The RSA (Royal Society of Arts) couldn’t have forecast a coalition government when they sponsored an enquiry by the 2020 Public Service Trust back in 2008 into
how our public services can respond to the significant challenges of the next decade.
The Trust brought together a fair wodge of the (mainly metropolitan) great and the good around public services. Their final report was launched two days ago. I watched the part of the live feed from a sunny Scotland that bandwidth and BT didn’t freeze for me.
Their conclusions in what for me is very much a curate’s egg of a report?
We’ve reached what they call a moment of discontinuity with major costs looming of meeting the needs of an elderly population and abolishing child poverty. Public services as presently delivered can not deal with issues of inequality. Many “social outcomes” of those services are still disappointing. Public sector productivity has fallen over the last ten years. The Beveridge model has served Britain well but 60 years on, a reassessment of public services is needed.
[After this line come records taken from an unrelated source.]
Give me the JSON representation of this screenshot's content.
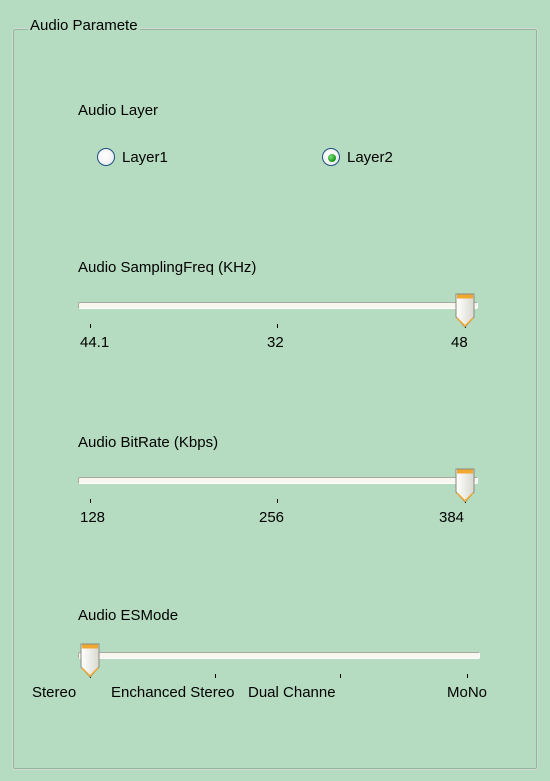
{
  "group": {
    "title": "Audio Paramete"
  },
  "audio_layer": {
    "label": "Audio Layer",
    "options": [
      {
        "label": "Layer1",
        "selected": false
      },
      {
        "label": "Layer2",
        "selected": true
      }
    ]
  },
  "sampling_freq": {
    "label": "Audio SamplingFreq (KHz)",
    "ticks": [
      "44.1",
      "32",
      "48"
    ],
    "selected_index": 2
  },
  "bitrate": {
    "label": "Audio BitRate (Kbps)",
    "ticks": [
      "128",
      "256",
      "384"
    ],
    "selected_index": 2
  },
  "es_mode": {
    "label": "Audio ESMode",
    "ticks": [
      "Stereo",
      "Enchanced Stereo",
      "Dual  Channe",
      "MoNo"
    ],
    "selected_index": 0
  },
  "colors": {
    "panel_bg": "#b5dcc0",
    "radio_selected": "#21a121",
    "thumb_accent": "#f0a830"
  }
}
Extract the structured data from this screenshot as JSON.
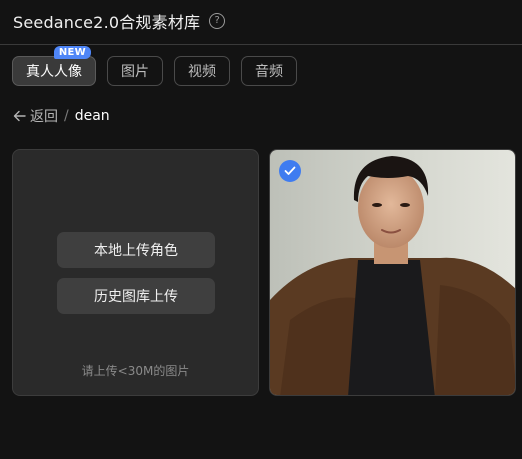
{
  "header": {
    "title": "Seedance2.0合规素材库"
  },
  "tabs": [
    {
      "label": "真人人像",
      "badge": "NEW",
      "active": true
    },
    {
      "label": "图片"
    },
    {
      "label": "视频"
    },
    {
      "label": "音频"
    }
  ],
  "breadcrumb": {
    "back_label": "返回",
    "separator": "/",
    "current": "dean"
  },
  "upload": {
    "local_button": "本地上传角色",
    "history_button": "历史图库上传",
    "hint": "请上传<30M的图片"
  },
  "photo": {
    "selected": true
  },
  "colors": {
    "accent": "#3f7cf0",
    "badge": "#4f86f7",
    "background": "#131313"
  }
}
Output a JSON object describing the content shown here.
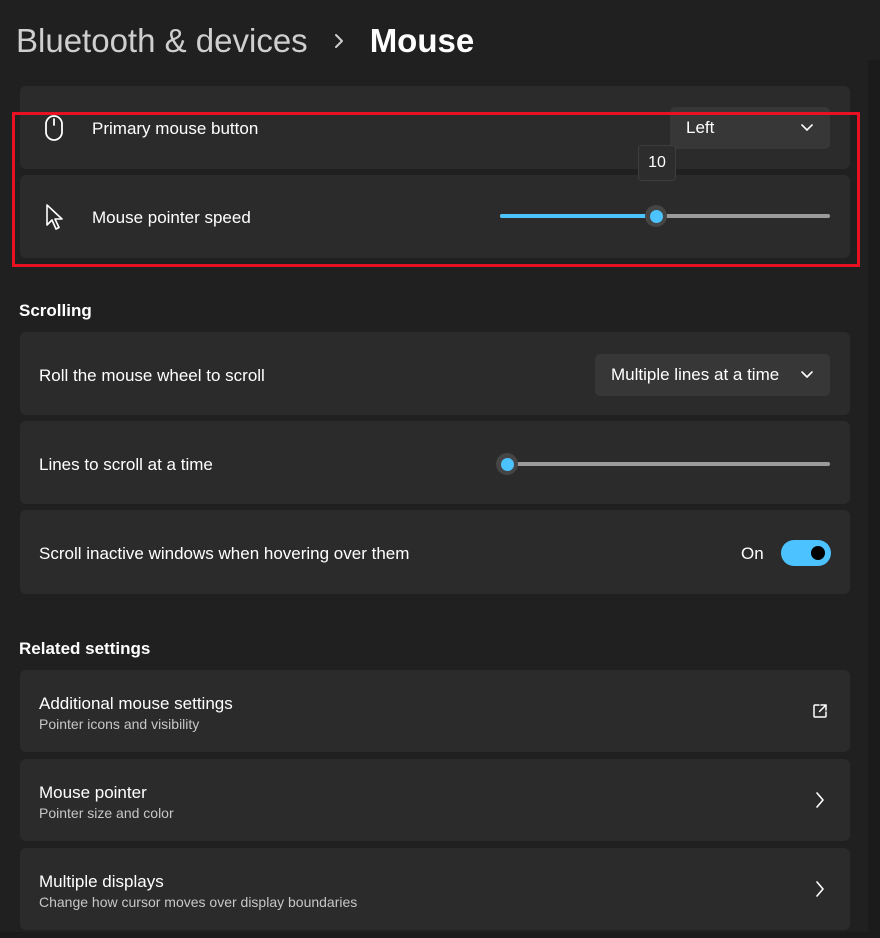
{
  "breadcrumb": {
    "parent": "Bluetooth & devices",
    "current": "Mouse",
    "separator_icon": "chevron-right-icon"
  },
  "mouse_settings": {
    "primary_button": {
      "label": "Primary mouse button",
      "icon": "mouse-icon",
      "value": "Left"
    },
    "pointer_speed": {
      "label": "Mouse pointer speed",
      "icon": "cursor-arrow-icon",
      "value": 10,
      "value_text": "10",
      "min": 1,
      "max": 20
    }
  },
  "scrolling": {
    "title": "Scrolling",
    "wheel_scroll": {
      "label": "Roll the mouse wheel to scroll",
      "value": "Multiple lines at a time"
    },
    "lines_to_scroll": {
      "label": "Lines to scroll at a time",
      "value": 3,
      "min": 1,
      "max": 100
    },
    "inactive_scroll": {
      "label": "Scroll inactive windows when hovering over them",
      "state_text": "On",
      "enabled": true
    }
  },
  "related": {
    "title": "Related settings",
    "items": [
      {
        "title": "Additional mouse settings",
        "subtitle": "Pointer icons and visibility",
        "icon": "open-external-icon"
      },
      {
        "title": "Mouse pointer",
        "subtitle": "Pointer size and color",
        "icon": "chevron-right-icon"
      },
      {
        "title": "Multiple displays",
        "subtitle": "Change how cursor moves over display boundaries",
        "icon": "chevron-right-icon"
      }
    ]
  },
  "colors": {
    "accent": "#4cc2ff",
    "background": "#202020",
    "card": "#2b2b2b",
    "highlight_border": "#e81123"
  }
}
Their prescription, summarised, is a shift from public services as deliverer of social security, to a new culture of what they call social productivity:
a new deal between citizen, society and the state (that) rejects both old statist models of universal service delivery and the new public management models of consumerism. Instead a new settlement for public services should be based on the principle of social citizenship. As citizens we should have a duty to contribute as well as a right to receive support – responsibility and reciprocity are essential characteristics of a more resilient society.
They say, correctly, that some of this is already happening (it’s always been there) but needs to be encouraged.
For that we need shifts in culture, power, and finance.
They identify three requirements of those who make public policy (I use their language even though I don’t like it):
- open and honest engagement with citizens and the workforce about the scale of the challenge facing public services, and how to respond to this
- a clear strategy for building social capacity is needed
- local accountability should be encouraged so that reform has genuine local ownership and control.
Interestingly, and despite political devolution, there’s not one reference to Scotland, Wales or Northern Ireland even though their public policy makers, not Westminster’s, have the major influence over local services.
There’s some reasonable stuff here and those with a vested interest are already claiming the conclusions as their own – central government because of the Big Society (I wouldn’t be too sure if I were them) and local government because of the emphasis on local solutions (I definitely wouldn’t be too sure I were them).
But you need to get past some of the convoluted language (“We would welcome introduction of a measurement framework that captures broader measures of social value as a catalyst for social productivity”). And despite the number of “commissioners” and the length of their deliberations some of the report veers towards what a former senior civil servant I know calls applehood and mother pie.
The big question for me is “How?”
The report doesn’t paint a practical picture of what public services might look like in 2020 and I find it difficult to visualise that. And there is absolutely no reference to other countries. Have we nothing to learn from New Zealand, the USA, Sweden, Australia, Germany, Japan or the BRIC countries?
Most of all, I’m sceptical of the ability of government to fundamentally change some of the characteristics that seem to be hard-wired into our societal DNA. And to achieve that in only ten years?…